Postpartum depression occurs as frequently if not more frequently in Africa as it does in high-income countries. A recently study investigating postpartum depression Ghana found two thirds of mothers with sick babies in Ghana were at high risk for postpartum depression. Postpartum depression poses health risks for both mothers and babies. Postpartum depression is associated with poor nutrition, diarrhea, and repertory problems in babies in low and middle-income countries and children whose mothers experienced depression were twice as likely to be underweight. Risk factors in women are low social support, poor health and a history of domestic violence.
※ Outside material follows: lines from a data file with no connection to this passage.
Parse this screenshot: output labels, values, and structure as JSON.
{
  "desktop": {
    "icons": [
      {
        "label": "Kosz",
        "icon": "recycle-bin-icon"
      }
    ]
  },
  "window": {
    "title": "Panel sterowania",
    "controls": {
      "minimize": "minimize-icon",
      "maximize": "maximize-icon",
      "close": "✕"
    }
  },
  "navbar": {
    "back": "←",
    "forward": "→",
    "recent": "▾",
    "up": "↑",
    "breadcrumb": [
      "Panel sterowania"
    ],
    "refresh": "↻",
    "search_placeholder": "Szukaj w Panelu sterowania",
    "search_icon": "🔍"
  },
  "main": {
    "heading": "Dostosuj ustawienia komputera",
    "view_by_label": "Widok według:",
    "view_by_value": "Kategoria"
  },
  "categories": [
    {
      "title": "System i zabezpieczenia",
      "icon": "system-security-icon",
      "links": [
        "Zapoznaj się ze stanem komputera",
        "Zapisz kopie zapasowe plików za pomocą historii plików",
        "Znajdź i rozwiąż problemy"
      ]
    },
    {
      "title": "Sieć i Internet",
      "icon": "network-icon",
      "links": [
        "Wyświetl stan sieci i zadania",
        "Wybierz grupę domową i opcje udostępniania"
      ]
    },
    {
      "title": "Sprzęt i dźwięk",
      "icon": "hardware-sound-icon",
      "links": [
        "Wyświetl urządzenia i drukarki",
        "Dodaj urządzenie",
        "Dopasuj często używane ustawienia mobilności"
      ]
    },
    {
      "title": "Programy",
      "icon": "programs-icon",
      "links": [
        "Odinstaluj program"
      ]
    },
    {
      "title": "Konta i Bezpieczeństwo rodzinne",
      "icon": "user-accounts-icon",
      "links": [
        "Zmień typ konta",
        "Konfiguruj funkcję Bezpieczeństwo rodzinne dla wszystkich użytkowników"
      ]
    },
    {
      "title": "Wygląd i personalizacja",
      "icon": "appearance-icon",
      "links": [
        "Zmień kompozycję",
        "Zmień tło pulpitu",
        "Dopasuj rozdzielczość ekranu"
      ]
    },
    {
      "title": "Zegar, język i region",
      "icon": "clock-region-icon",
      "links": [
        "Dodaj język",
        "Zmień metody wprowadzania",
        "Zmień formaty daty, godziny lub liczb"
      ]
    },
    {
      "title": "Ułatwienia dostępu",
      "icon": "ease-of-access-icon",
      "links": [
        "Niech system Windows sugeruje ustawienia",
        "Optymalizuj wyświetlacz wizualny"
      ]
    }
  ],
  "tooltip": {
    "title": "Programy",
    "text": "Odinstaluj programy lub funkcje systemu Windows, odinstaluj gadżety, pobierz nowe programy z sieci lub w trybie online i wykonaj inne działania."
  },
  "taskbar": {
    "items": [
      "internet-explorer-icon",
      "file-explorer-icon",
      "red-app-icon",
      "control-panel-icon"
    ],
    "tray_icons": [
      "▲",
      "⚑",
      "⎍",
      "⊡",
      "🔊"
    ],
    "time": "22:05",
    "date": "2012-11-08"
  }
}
There is much less recognition of postpartum depression in African countries than in the U.S., this means that maternal depression often goes undiagnosed and untreated.
Depression is associated with poverty in both developed and developing studies. Several factors make the poor vulnerable to depression. These include insecurity, hopelessness, rapid social change, violence, and poor health. Common mental disorders are also associated with direct and indirect costs such as being unable to work due to depressions. This means the cycle of poverty continues and mental health conditions do not improve. If the head of a household hold is too depressed to go out and run their farm, the ramifications are very serious. They may not be able to feed their children and feelings like guilt and inferiority fuel depression.
In order for depression and other common mental health issues to be addressed mental health has to become a part of the global health agenda. Mental illness must be considered as important as other poverty related disorders. In order for policy and practice changes to take place, there must be research on the occurrence of depression in low-income countries. Part of the problem is there is not enough funding for mental health research in the developing world. In the U.S., there are many institutions that fund mental health research, for example the National Institute of Mental Health. Research does not produce the same profit that health care practice does so many clinicians are not motivated to spend their time conducting research.
Fortunately, the global health community is beginning to realize the importance of mental health treatment in the developing world. A study published by the Journal of the American Medical Association (JAMA) found that interpersonal therapy was very effective in treating depression in women in rural Uganda. In Pakistan community health workers attended a two-day course on listening and cognitive behavior therapy. They then used these techniques when meeting with pregnant women and new mothers.
– Lisa Toole